## Work order
Precise copying is required. Return the data below in full.

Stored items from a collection
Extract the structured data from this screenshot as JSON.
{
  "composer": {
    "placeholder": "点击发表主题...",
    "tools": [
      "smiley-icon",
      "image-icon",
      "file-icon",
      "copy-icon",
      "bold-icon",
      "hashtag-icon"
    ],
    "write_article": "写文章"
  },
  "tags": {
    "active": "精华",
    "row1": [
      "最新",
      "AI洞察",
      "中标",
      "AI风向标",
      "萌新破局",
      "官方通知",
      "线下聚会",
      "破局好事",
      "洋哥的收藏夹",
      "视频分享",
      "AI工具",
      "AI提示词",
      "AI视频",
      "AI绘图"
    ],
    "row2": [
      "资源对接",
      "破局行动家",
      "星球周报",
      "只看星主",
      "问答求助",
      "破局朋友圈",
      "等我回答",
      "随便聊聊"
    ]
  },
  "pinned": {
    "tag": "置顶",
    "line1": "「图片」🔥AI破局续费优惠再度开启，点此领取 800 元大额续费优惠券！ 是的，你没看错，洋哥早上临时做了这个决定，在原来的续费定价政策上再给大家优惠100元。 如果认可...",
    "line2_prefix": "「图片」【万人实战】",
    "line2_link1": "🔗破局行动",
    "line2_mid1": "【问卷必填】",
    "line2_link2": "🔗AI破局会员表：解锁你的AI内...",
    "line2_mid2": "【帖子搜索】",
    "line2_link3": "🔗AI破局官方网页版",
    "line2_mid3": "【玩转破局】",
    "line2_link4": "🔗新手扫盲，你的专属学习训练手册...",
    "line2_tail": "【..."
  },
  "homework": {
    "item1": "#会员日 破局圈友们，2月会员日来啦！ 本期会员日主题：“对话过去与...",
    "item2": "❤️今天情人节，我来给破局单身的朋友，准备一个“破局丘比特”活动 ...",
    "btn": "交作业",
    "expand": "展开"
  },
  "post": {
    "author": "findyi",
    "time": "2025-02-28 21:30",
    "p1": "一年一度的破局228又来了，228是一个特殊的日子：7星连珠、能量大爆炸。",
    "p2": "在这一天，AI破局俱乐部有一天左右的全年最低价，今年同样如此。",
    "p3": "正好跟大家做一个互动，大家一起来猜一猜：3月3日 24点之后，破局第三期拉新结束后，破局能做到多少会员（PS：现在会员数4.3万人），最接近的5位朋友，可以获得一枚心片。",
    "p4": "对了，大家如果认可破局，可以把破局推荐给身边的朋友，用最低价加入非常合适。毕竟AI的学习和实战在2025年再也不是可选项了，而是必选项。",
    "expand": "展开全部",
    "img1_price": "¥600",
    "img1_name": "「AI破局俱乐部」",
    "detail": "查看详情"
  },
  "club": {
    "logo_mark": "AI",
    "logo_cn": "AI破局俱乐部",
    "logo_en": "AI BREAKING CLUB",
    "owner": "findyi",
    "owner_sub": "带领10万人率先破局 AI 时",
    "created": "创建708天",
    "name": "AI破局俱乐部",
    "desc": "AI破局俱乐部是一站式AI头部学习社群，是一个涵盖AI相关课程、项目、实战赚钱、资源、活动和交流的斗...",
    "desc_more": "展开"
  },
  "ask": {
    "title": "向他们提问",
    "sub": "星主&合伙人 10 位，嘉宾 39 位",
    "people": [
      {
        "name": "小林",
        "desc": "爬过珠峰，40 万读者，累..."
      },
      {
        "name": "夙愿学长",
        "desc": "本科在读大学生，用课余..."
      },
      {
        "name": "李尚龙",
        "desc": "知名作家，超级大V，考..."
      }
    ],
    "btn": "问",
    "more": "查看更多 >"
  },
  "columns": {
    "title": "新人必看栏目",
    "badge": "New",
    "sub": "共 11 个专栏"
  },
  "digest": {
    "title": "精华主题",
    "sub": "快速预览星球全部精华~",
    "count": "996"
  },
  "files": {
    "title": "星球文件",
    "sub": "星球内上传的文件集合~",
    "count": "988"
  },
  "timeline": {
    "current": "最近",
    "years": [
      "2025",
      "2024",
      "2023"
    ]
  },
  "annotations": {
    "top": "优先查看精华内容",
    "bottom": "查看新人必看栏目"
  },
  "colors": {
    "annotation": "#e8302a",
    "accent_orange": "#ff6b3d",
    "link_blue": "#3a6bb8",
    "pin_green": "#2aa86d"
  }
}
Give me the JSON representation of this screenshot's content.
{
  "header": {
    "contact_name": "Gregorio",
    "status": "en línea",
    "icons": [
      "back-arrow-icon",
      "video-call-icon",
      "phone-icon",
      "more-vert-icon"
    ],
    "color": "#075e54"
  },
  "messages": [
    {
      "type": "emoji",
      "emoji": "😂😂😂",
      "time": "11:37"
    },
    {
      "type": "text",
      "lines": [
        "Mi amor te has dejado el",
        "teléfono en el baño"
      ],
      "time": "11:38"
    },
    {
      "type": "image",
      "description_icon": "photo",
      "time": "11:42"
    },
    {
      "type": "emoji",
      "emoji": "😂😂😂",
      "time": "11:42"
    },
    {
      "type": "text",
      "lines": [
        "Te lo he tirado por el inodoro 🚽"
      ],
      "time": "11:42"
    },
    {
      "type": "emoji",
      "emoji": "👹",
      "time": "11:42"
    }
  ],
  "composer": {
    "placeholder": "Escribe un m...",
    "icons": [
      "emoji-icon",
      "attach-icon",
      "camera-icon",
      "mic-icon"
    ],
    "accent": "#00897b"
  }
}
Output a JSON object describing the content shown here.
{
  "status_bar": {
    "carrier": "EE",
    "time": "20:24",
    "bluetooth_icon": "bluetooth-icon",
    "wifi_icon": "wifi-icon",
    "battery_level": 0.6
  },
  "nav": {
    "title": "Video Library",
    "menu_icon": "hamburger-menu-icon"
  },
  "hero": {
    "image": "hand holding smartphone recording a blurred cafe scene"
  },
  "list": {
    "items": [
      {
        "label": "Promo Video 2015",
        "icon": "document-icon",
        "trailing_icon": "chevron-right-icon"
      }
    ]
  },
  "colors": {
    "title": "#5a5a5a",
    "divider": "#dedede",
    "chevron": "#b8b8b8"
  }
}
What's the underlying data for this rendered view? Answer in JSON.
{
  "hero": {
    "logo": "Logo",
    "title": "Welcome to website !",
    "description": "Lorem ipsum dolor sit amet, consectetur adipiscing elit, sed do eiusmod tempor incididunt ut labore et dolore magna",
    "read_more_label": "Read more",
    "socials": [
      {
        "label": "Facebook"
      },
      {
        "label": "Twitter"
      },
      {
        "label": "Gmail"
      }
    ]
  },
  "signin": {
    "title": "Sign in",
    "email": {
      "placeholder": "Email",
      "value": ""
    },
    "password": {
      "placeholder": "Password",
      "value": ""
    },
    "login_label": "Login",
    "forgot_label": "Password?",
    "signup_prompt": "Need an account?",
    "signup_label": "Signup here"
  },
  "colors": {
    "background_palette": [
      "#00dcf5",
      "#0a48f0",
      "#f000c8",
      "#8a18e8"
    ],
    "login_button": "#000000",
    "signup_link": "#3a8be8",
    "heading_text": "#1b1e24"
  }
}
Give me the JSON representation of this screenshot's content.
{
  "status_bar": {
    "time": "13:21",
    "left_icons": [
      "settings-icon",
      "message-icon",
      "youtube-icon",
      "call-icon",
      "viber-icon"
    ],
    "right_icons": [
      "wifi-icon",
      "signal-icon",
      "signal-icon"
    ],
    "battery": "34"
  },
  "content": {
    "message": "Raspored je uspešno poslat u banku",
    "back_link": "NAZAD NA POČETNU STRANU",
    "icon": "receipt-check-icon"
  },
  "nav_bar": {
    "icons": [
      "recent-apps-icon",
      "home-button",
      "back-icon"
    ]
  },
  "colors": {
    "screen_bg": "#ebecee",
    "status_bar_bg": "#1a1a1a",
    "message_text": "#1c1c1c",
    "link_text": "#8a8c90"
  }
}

## Answer to the exercise
Extract the structured data from this screenshot as JSON.
{
  "composer": {
    "placeholder": "点击发表主题...",
    "tools": [
      "smiley-icon",
      "image-icon",
      "file-icon",
      "copy-icon",
      "bold-icon",
      "hashtag-icon"
    ],
    "write_article": "写文章"
  },
  "tags": {
    "active": "精华",
    "row1": [
      "最新",
      "AI洞察",
      "中标",
      "AI风向标",
      "萌新破局",
      "官方通知",
      "线下聚会",
      "破局好事",
      "洋哥的收藏夹",
      "视频分享",
      "AI工具",
      "AI提示词",
      "AI视频",
      "AI绘图"
    ],
    "row2": [
      "资源对接",
      "破局行动家",
      "星球周报",
      "只看星主",
      "问答求助",
      "破局朋友圈",
      "等我回答",
      "随便聊聊"
    ]
  },
  "pinned": {
    "tag": "置顶",
    "line1": "「图片」🔥AI破局续费优惠再度开启，点此领取 800 元大额续费优惠券！ 是的，你没看错，洋哥早上临时做了这个决定，在原来的续费定价政策上再给大家优惠100元。 如果认可...",
    "line2_prefix": "「图片」【万人实战】",
    "line2_link1": "🔗破局行动",
    "line2_mid1": "【问卷必填】",
    "line2_link2": "🔗AI破局会员表：解锁你的AI内...",
    "line2_mid2": "【帖子搜索】",
    "line2_link3": "🔗AI破局官方网页版",
    "line2_mid3": "【玩转破局】",
    "line2_link4": "🔗新手扫盲，你的专属学习训练手册...",
    "line2_tail": "【..."
  },
  "homework": {
    "item1": "#会员日 破局圈友们，2月会员日来啦！ 本期会员日主题：“对话过去与...",
    "item2": "❤️今天情人节，我来给破局单身的朋友，准备一个“破局丘比特”活动 ...",
    "btn": "交作业",
    "expand": "展开"
  },
  "post": {
    "author": "findyi",
    "time": "2025-02-28 21:30",
    "p1": "一年一度的破局228又来了，228是一个特殊的日子：7星连珠、能量大爆炸。",
    "p2": "在这一天，AI破局俱乐部有一天左右的全年最低价，今年同样如此。",
    "p3": "正好跟大家做一个互动，大家一起来猜一猜：3月3日 24点之后，破局第三期拉新结束后，破局能做到多少会员（PS：现在会员数4.3万人），最接近的5位朋友，可以获得一枚心片。",
    "p4": "对了，大家如果认可破局，可以把破局推荐给身边的朋友，用最低价加入非常合适。毕竟AI的学习和实战在2025年再也不是可选项了，而是必选项。",
    "expand": "展开全部",
    "img1_price": "¥600",
    "img1_name": "「AI破局俱乐部」",
    "detail": "查看详情"
  },
  "club": {
    "logo_mark": "AI",
    "logo_cn": "AI破局俱乐部",
    "logo_en": "AI BREAKING CLUB",
    "owner": "findyi",
    "owner_sub": "带领10万人率先破局 AI 时",
    "created": "创建708天",
    "name": "AI破局俱乐部",
    "desc": "AI破局俱乐部是一站式AI头部学习社群，是一个涵盖AI相关课程、项目、实战赚钱、资源、活动和交流的斗...",
    "desc_more": "展开"
  },
  "ask": {
    "title": "向他们提问",
    "sub": "星主&合伙人 10 位，嘉宾 39 位",
    "people": [
      {
        "name": "小林",
        "desc": "爬过珠峰，40 万读者，累..."
      },
      {
        "name": "夙愿学长",
        "desc": "本科在读大学生，用课余..."
      },
      {
        "name": "李尚龙",
        "desc": "知名作家，超级大V，考..."
      }
    ],
    "btn": "问",
    "more": "查看更多 >"
  },
  "columns": {
    "title": "新人必看栏目",
    "badge": "New",
    "sub": "共 11 个专栏"
  },
  "digest": {
    "title": "精华主题",
    "sub": "快速预览星球全部精华~",
    "count": "996"
  },
  "files": {
    "title": "星球文件",
    "sub": "星球内上传的文件集合~",
    "count": "988"
  },
  "timeline": {
    "current": "最近",
    "years": [
      "2025",
      "2024",
      "2023"
    ]
  },
  "annotations": {
    "top": "优先查看精华内容",
    "bottom": "查看新人必看栏目"
  },
  "colors": {
    "annotation": "#e8302a",
    "accent_orange": "#ff6b3d",
    "link_blue": "#3a6bb8",
    "pin_green": "#2aa86d"
  }
}
Give me the JSON representation of this screenshot's content.
{
  "header": {
    "contact_name": "Gregorio",
    "status": "en línea",
    "icons": [
      "back-arrow-icon",
      "video-call-icon",
      "phone-icon",
      "more-vert-icon"
    ],
    "color": "#075e54"
  },
  "messages": [
    {
      "type": "emoji",
      "emoji": "😂😂😂",
      "time": "11:37"
    },
    {
      "type": "text",
      "lines": [
        "Mi amor te has dejado el",
        "teléfono en el baño"
      ],
      "time": "11:38"
    },
    {
      "type": "image",
      "description_icon": "photo",
      "time": "11:42"
    },
    {
      "type": "emoji",
      "emoji": "😂😂😂",
      "time": "11:42"
    },
    {
      "type": "text",
      "lines": [
        "Te lo he tirado por el inodoro 🚽"
      ],
      "time": "11:42"
    },
    {
      "type": "emoji",
      "emoji": "👹",
      "time": "11:42"
    }
  ],
  "composer": {
    "placeholder": "Escribe un m...",
    "icons": [
      "emoji-icon",
      "attach-icon",
      "camera-icon",
      "mic-icon"
    ],
    "accent": "#00897b"
  }
}
Output a JSON object describing the content shown here.
{
  "status_bar": {
    "carrier": "EE",
    "time": "20:24",
    "bluetooth_icon": "bluetooth-icon",
    "wifi_icon": "wifi-icon",
    "battery_level": 0.6
  },
  "nav": {
    "title": "Video Library",
    "menu_icon": "hamburger-menu-icon"
  },
  "hero": {
    "image": "hand holding smartphone recording a blurred cafe scene"
  },
  "list": {
    "items": [
      {
        "label": "Promo Video 2015",
        "icon": "document-icon",
        "trailing_icon": "chevron-right-icon"
      }
    ]
  },
  "colors": {
    "title": "#5a5a5a",
    "divider": "#dedede",
    "chevron": "#b8b8b8"
  }
}
What's the underlying data for this rendered view? Answer in JSON.
{
  "hero": {
    "logo": "Logo",
    "title": "Welcome to website !",
    "description": "Lorem ipsum dolor sit amet, consectetur adipiscing elit, sed do eiusmod tempor incididunt ut labore et dolore magna",
    "read_more_label": "Read more",
    "socials": [
      {
        "label": "Facebook"
      },
      {
        "label": "Twitter"
      },
      {
        "label": "Gmail"
      }
    ]
  },
  "signin": {
    "title": "Sign in",
    "email": {
      "placeholder": "Email",
      "value": ""
    },
    "password": {
      "placeholder": "Password",
      "value": ""
    },
    "login_label": "Login",
    "forgot_label": "Password?",
    "signup_prompt": "Need an account?",
    "signup_label": "Signup here"
  },
  "colors": {
    "background_palette": [
      "#00dcf5",
      "#0a48f0",
      "#f000c8",
      "#8a18e8"
    ],
    "login_button": "#000000",
    "signup_link": "#3a8be8",
    "heading_text": "#1b1e24"
  }
}
Give me the JSON representation of this screenshot's content.
{
  "status_bar": {
    "time": "13:21",
    "left_icons": [
      "settings-icon",
      "message-icon",
      "youtube-icon",
      "call-icon",
      "viber-icon"
    ],
    "right_icons": [
      "wifi-icon",
      "signal-icon",
      "signal-icon"
    ],
    "battery": "34"
  },
  "content": {
    "message": "Raspored je uspešno poslat u banku",
    "back_link": "NAZAD NA POČETNU STRANU",
    "icon": "receipt-check-icon"
  },
  "nav_bar": {
    "icons": [
      "recent-apps-icon",
      "home-button",
      "back-icon"
    ]
  },
  "colors": {
    "screen_bg": "#ebecee",
    "status_bar_bg": "#1a1a1a",
    "message_text": "#1c1c1c",
    "link_text": "#8a8c90"
  }
}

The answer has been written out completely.